Track athlete who collapsed grateful to coaches
Track athlete who collapsed grateful to coaches
Posted at 10:57 PM, May 03, 2016
and last updated 2021-05-24 12:11:57-04

Caleb Perkins returned to the very spot on the Revere High School track where he collapsed and nearly died six weeks ago.

Normally, the 16-year-old speedster feels right at home on the black and white surface, but getting used to his new normal will take more time.

"It's just kind of surreal being back here just thinking about, it did happen like right around this area. I haven't been back on the track since then," Caleb said.

The teen has no memory of March 18, but on that afternoon, he finished the final lap of a challenging workout and then his life was forever changed.

He told a teammate that he felt tight. Moments later, he went down in a heap near the finish line.

For a split second, coaches wondered if Caleb-- known for his sense of humor-- was playing a joke.

"Usually I am doing something in a joking manner, wasn't no joke this time," he said.

The high school junior had suffered sudden cardiac arrest. Assistant track coach Brian Racin rushed to his side.

"I started calling his name.
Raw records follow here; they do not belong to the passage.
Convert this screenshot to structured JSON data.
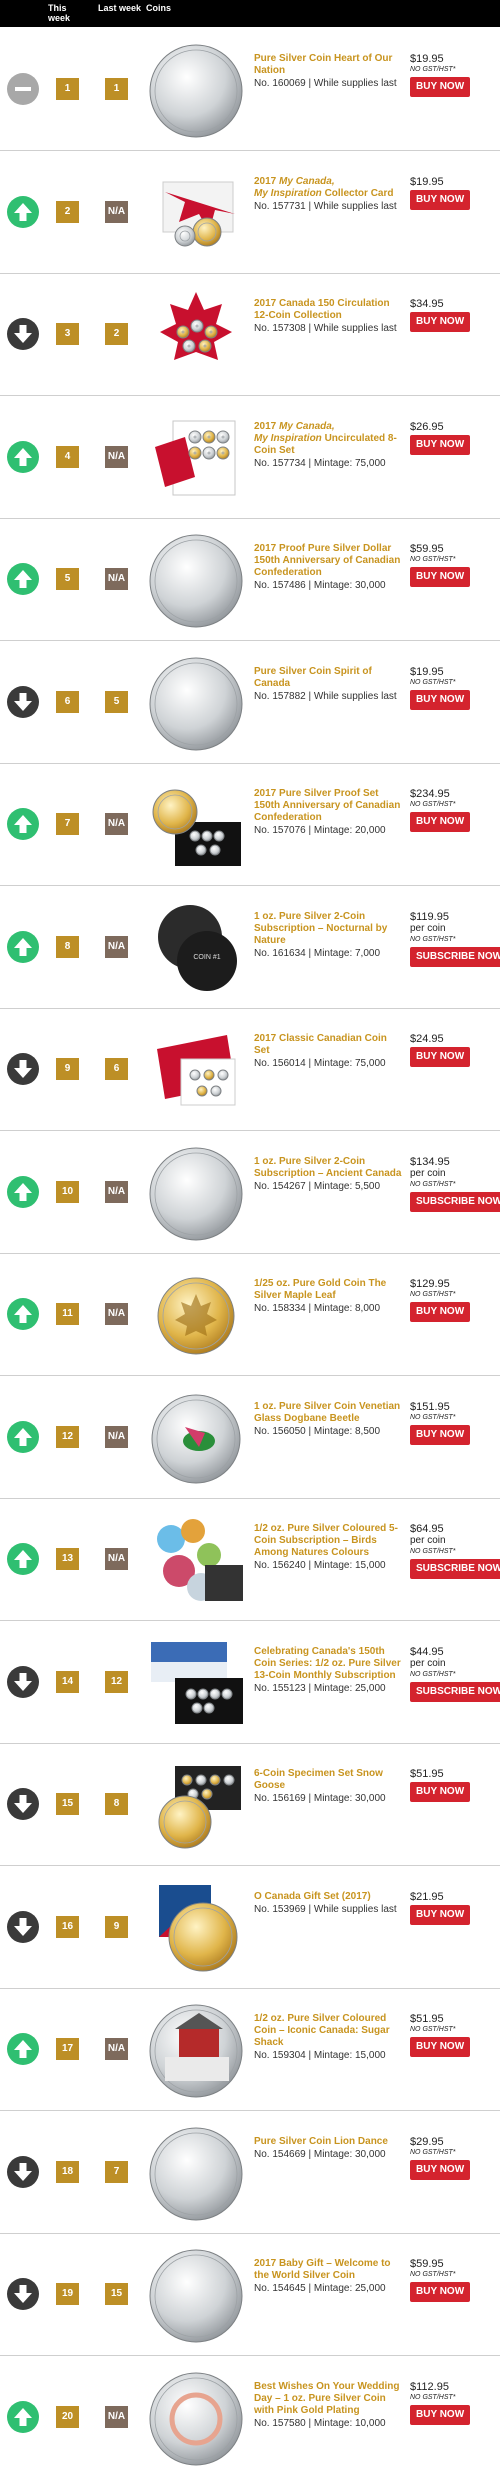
{
  "header": {
    "this_week": "This week",
    "last_week": "Last week",
    "coins": "Coins"
  },
  "colors": {
    "up": "#2fbf71",
    "down": "#3a3a3a",
    "same": "#a8a8a8",
    "gold": "#bd8f26",
    "na": "#7e6a5c",
    "buy": "#d4232e"
  },
  "rows": [
    {
      "move": "same",
      "rank": "1",
      "prev": "1",
      "title": "Pure Silver Coin Heart of Our Nation",
      "meta": "No. 160069 | While supplies last",
      "price": "$19.95",
      "per": "",
      "gst": "NO GST/HST*",
      "btn": "BUY NOW",
      "thumb": "silver-150-coin"
    },
    {
      "move": "up",
      "rank": "2",
      "prev": "N/A",
      "title": "2017 My Canada, My Inspiration Collector Card",
      "meta": "No. 157731 | While supplies last",
      "price": "$19.95",
      "per": "",
      "gst": "",
      "btn": "BUY NOW",
      "thumb": "collector-card"
    },
    {
      "move": "down",
      "rank": "3",
      "prev": "2",
      "title": "2017 Canada 150 Circulation 12-Coin Collection",
      "meta": "No. 157308 | While supplies last",
      "price": "$34.95",
      "per": "",
      "gst": "",
      "btn": "BUY NOW",
      "thumb": "maple-leaf-collection"
    },
    {
      "move": "up",
      "rank": "4",
      "prev": "N/A",
      "title": "2017 My Canada, My Inspiration Uncirculated 8-Coin Set",
      "meta": "No. 157734 | Mintage: 75,000",
      "price": "$26.95",
      "per": "",
      "gst": "",
      "btn": "BUY NOW",
      "thumb": "uncirculated-set"
    },
    {
      "move": "up",
      "rank": "5",
      "prev": "N/A",
      "title": "2017 Proof Pure Silver Dollar 150th Anniversary of Canadian Confederation",
      "meta": "No. 157486 | Mintage: 30,000",
      "price": "$59.95",
      "per": "",
      "gst": "NO GST/HST*",
      "btn": "BUY NOW",
      "thumb": "silver-tree-coin"
    },
    {
      "move": "down",
      "rank": "6",
      "prev": "5",
      "title": "Pure Silver Coin Spirit of Canada",
      "meta": "No. 157882 | While supplies last",
      "price": "$19.95",
      "per": "",
      "gst": "NO GST/HST*",
      "btn": "BUY NOW",
      "thumb": "silver-spirit-coin"
    },
    {
      "move": "up",
      "rank": "7",
      "prev": "N/A",
      "title": "2017 Pure Silver Proof Set 150th Anniversary of Canadian Confederation",
      "meta": "No. 157076 | Mintage: 20,000",
      "price": "$234.95",
      "per": "",
      "gst": "NO GST/HST*",
      "btn": "BUY NOW",
      "thumb": "proof-set"
    },
    {
      "move": "up",
      "rank": "8",
      "prev": "N/A",
      "title": "1 oz. Pure Silver 2-Coin Subscription – Nocturnal by Nature",
      "meta": "No. 161634 | Mintage: 7,000",
      "price": "$119.95",
      "per": "per coin",
      "gst": "NO GST/HST*",
      "btn": "SUBSCRIBE NOW",
      "thumb": "owl-coin"
    },
    {
      "move": "down",
      "rank": "9",
      "prev": "6",
      "title": "2017 Classic Canadian Coin Set",
      "meta": "No. 156014 | Mintage: 75,000",
      "price": "$24.95",
      "per": "",
      "gst": "",
      "btn": "BUY NOW",
      "thumb": "classic-set"
    },
    {
      "move": "up",
      "rank": "10",
      "prev": "N/A",
      "title": "1 oz. Pure Silver 2-Coin Subscription – Ancient Canada",
      "meta": "No. 154267 | Mintage: 5,500",
      "price": "$134.95",
      "per": "per coin",
      "gst": "NO GST/HST*",
      "btn": "SUBSCRIBE NOW",
      "thumb": "ancient-coin"
    },
    {
      "move": "up",
      "rank": "11",
      "prev": "N/A",
      "title": "1/25 oz. Pure Gold Coin The Silver Maple Leaf",
      "meta": "No. 158334 | Mintage: 8,000",
      "price": "$129.95",
      "per": "",
      "gst": "NO GST/HST*",
      "btn": "BUY NOW",
      "thumb": "gold-maple-coin"
    },
    {
      "move": "up",
      "rank": "12",
      "prev": "N/A",
      "title": "1 oz. Pure Silver Coin Venetian Glass Dogbane Beetle",
      "meta": "No. 156050 | Mintage: 8,500",
      "price": "$151.95",
      "per": "",
      "gst": "NO GST/HST*",
      "btn": "BUY NOW",
      "thumb": "beetle-coin"
    },
    {
      "move": "up",
      "rank": "13",
      "prev": "N/A",
      "title": "1/2 oz. Pure Silver Coloured 5-Coin Subscription – Birds Among Natures Colours",
      "meta": "No. 156240 | Mintage: 15,000",
      "price": "$64.95",
      "per": "per coin",
      "gst": "NO GST/HST*",
      "btn": "SUBSCRIBE NOW",
      "thumb": "birds-coins"
    },
    {
      "move": "down",
      "rank": "14",
      "prev": "12",
      "title": "Celebrating Canada's 150th Coin Series: 1/2 oz. Pure Silver 13-Coin Monthly Subscription",
      "meta": "No. 155123 | Mintage: 25,000",
      "price": "$44.95",
      "per": "per coin",
      "gst": "NO GST/HST*",
      "btn": "SUBSCRIBE NOW",
      "thumb": "canada-150-series"
    },
    {
      "move": "down",
      "rank": "15",
      "prev": "8",
      "title": "6-Coin Specimen Set Snow Goose",
      "meta": "No. 156169 | Mintage: 30,000",
      "price": "$51.95",
      "per": "",
      "gst": "",
      "btn": "BUY NOW",
      "thumb": "snow-goose-set"
    },
    {
      "move": "down",
      "rank": "16",
      "prev": "9",
      "title": "O Canada Gift Set (2017)",
      "meta": "No. 153969 | While supplies last",
      "price": "$21.95",
      "per": "",
      "gst": "",
      "btn": "BUY NOW",
      "thumb": "o-canada-gift-set"
    },
    {
      "move": "up",
      "rank": "17",
      "prev": "N/A",
      "title": "1/2 oz. Pure Silver Coloured Coin – Iconic Canada: Sugar Shack",
      "meta": "No. 159304 | Mintage: 15,000",
      "price": "$51.95",
      "per": "",
      "gst": "NO GST/HST*",
      "btn": "BUY NOW",
      "thumb": "sugar-shack-coin"
    },
    {
      "move": "down",
      "rank": "18",
      "prev": "7",
      "title": "Pure Silver Coin Lion Dance",
      "meta": "No. 154669 | Mintage: 30,000",
      "price": "$29.95",
      "per": "",
      "gst": "NO GST/HST*",
      "btn": "BUY NOW",
      "thumb": "lion-dance-coin"
    },
    {
      "move": "down",
      "rank": "19",
      "prev": "15",
      "title": "2017 Baby Gift – Welcome to the World Silver Coin",
      "meta": "No. 154645 | Mintage: 25,000",
      "price": "$59.95",
      "per": "",
      "gst": "NO GST/HST*",
      "btn": "BUY NOW",
      "thumb": "baby-gift-coin"
    },
    {
      "move": "up",
      "rank": "20",
      "prev": "N/A",
      "title": "Best Wishes On Your Wedding Day – 1 oz. Pure Silver Coin with Pink Gold Plating",
      "meta": "No. 157580 | Mintage: 10,000",
      "price": "$112.95",
      "per": "",
      "gst": "NO GST/HST*",
      "btn": "BUY NOW",
      "thumb": "wedding-coin"
    }
  ]
}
I told him to get up. He didn't move," Racin recalled. "I had knelt down next to him, was calling his name and that's when I realized his breaths were really shallow."

Head coach Lyle Kniep dialed 911 while Racin started CPR.
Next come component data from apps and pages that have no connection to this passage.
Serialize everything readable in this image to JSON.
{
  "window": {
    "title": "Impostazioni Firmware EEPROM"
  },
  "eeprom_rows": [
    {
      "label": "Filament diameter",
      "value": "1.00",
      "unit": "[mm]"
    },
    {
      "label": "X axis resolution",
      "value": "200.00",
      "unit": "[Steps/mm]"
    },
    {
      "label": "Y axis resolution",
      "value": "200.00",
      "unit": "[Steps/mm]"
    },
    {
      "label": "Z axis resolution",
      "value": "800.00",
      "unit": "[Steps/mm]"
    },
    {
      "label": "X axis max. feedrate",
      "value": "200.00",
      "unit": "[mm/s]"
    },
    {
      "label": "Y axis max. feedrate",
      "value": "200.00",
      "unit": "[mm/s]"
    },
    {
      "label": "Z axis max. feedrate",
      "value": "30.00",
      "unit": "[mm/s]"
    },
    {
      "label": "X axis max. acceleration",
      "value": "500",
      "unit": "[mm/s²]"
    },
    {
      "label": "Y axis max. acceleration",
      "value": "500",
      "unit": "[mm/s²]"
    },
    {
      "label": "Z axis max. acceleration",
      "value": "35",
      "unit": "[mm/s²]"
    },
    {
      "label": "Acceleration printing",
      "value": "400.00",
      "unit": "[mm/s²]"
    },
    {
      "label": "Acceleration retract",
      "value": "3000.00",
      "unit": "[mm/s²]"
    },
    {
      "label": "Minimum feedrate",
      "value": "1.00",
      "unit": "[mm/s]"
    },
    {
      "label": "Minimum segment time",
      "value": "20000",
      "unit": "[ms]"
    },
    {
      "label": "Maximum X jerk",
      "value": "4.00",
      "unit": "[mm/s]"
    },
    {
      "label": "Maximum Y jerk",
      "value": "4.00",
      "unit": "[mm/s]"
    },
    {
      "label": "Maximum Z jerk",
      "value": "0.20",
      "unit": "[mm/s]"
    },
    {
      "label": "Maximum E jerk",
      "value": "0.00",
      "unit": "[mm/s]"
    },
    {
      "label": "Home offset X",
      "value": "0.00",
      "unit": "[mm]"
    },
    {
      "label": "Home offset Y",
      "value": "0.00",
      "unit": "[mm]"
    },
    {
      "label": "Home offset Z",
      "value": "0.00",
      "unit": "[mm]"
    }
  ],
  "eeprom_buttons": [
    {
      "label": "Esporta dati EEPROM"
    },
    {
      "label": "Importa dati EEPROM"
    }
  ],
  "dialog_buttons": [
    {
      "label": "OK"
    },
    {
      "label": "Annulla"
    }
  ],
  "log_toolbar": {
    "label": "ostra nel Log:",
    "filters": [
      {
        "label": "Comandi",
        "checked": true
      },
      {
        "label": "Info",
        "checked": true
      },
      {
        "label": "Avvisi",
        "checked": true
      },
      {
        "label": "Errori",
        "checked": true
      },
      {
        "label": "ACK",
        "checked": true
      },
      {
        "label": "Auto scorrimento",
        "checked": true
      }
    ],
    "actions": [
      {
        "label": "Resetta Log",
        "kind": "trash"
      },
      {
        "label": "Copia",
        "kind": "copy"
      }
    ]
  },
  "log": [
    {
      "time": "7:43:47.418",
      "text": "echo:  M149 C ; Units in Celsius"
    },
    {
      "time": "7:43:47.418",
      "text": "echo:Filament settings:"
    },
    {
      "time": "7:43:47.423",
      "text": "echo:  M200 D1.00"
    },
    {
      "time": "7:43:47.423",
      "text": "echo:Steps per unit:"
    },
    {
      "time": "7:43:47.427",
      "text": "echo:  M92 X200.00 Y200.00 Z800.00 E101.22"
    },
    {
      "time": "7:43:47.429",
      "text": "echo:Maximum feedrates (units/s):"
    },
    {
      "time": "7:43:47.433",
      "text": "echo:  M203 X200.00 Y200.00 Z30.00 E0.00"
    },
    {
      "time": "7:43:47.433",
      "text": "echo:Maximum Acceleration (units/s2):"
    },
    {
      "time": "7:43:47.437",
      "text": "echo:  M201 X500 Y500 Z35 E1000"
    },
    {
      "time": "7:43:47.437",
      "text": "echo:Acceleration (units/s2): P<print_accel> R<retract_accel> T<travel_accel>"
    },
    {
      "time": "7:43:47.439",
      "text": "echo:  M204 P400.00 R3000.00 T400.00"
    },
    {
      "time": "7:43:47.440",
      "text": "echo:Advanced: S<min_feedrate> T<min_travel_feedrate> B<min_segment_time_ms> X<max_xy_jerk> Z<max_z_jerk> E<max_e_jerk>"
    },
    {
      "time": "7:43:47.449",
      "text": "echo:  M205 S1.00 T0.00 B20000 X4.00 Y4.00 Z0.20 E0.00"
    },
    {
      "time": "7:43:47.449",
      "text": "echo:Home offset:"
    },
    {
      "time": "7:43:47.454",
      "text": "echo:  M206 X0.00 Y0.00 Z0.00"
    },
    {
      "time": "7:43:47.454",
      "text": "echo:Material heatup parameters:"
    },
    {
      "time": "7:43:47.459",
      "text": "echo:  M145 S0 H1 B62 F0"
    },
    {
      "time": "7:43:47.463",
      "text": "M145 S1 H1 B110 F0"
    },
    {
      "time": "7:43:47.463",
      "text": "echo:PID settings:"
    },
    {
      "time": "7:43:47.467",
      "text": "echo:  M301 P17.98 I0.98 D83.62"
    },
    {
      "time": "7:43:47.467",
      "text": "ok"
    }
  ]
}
Kniep told the operator that Caleb was not responding and took a breath about "every five or six seconds."

On the call, coaches can be heard repeatedly saying, "Caleb. Caleb. Caleb."

"He's one of our best athletes," Kniep said. 'It truly kind of says that awareness needs to be up. This can truly happen to anybody."

The coaches yelled to the athletic trainers who made the crucial decision to grab an automated external defibrillator (AED) from the field house. The AED was used to shock Caleb's heart a couple of times. Paramedics arrived, used an AED again and rushed him to Akron Children's Hospital.

Caleb was transferred to the Cleveland Clinic where he slowly improved and spent 19 days.

At first, doctors discussed the possibility of a heart transplant, but it was determined that wasn't necessary.

As Caleb regained consciousness, his parents only told him that he had taken a fall during track practice because they didn't want him to worry.

However, he jumped on social media and it didn't take long for Caleb to figure out he was dealing with something much more serious.

"I got on Twitter and I was tagged in the news clip. I saw that and I looked at my parents and said, 'You know, I think it was a little bit more than just a taking a fall at track.'"

Doctors told the family that the rapid response by the coaches and the use of the AED saved Caleb's life.

"We realized how blessed we are that he has a chance to live. We heard the statistics over and over. He should not be alive," said his mother, Lara Perkins. "This is what saved Caleb's life is the fast response of everybody involved."

Doctors found scarring at the bottom of Caleb's heart and diagnosed him with cardiomyopathy.

The teen now has an implantable cardioverter-defibrillator (ICD) to keep his heart safe.

"If anything were to ever happen again, which it shouldn't, that will go off and it would save his life," Lara Perkins said.

Caleb said he will be forever grateful to the "guardian angel" coaches and athletic trainers who saved his life.

"Being a man of faith, I think God put me in the best position that I could have been in," he said.

The coaches said the scary experience also had an emotional impact on their lives.

"I have two kids of my own and it's one of those things where you go home and you give your kids a hug," Racin said.

"It was kind of a perfect storm of things where everybody kind of came together for Caleb to make sure that he was going to be okay and I can't wait to see what he accomplishes here in the future," Kniep added.

On May 16, a community event will be held to celebrate Caleb's life. It will take place from 6:30 to 8:00 p.m. at the Revere High School gymnasium.

Lara Perkins said she wants to create awareness about the importance of CPR and AEDs while also raising money for more of the life-saving devices on all Revere sports fields.

Caleb has even come with a clever name for the event: C.P.R., which in this case stands for "Caleb Perkins Revived."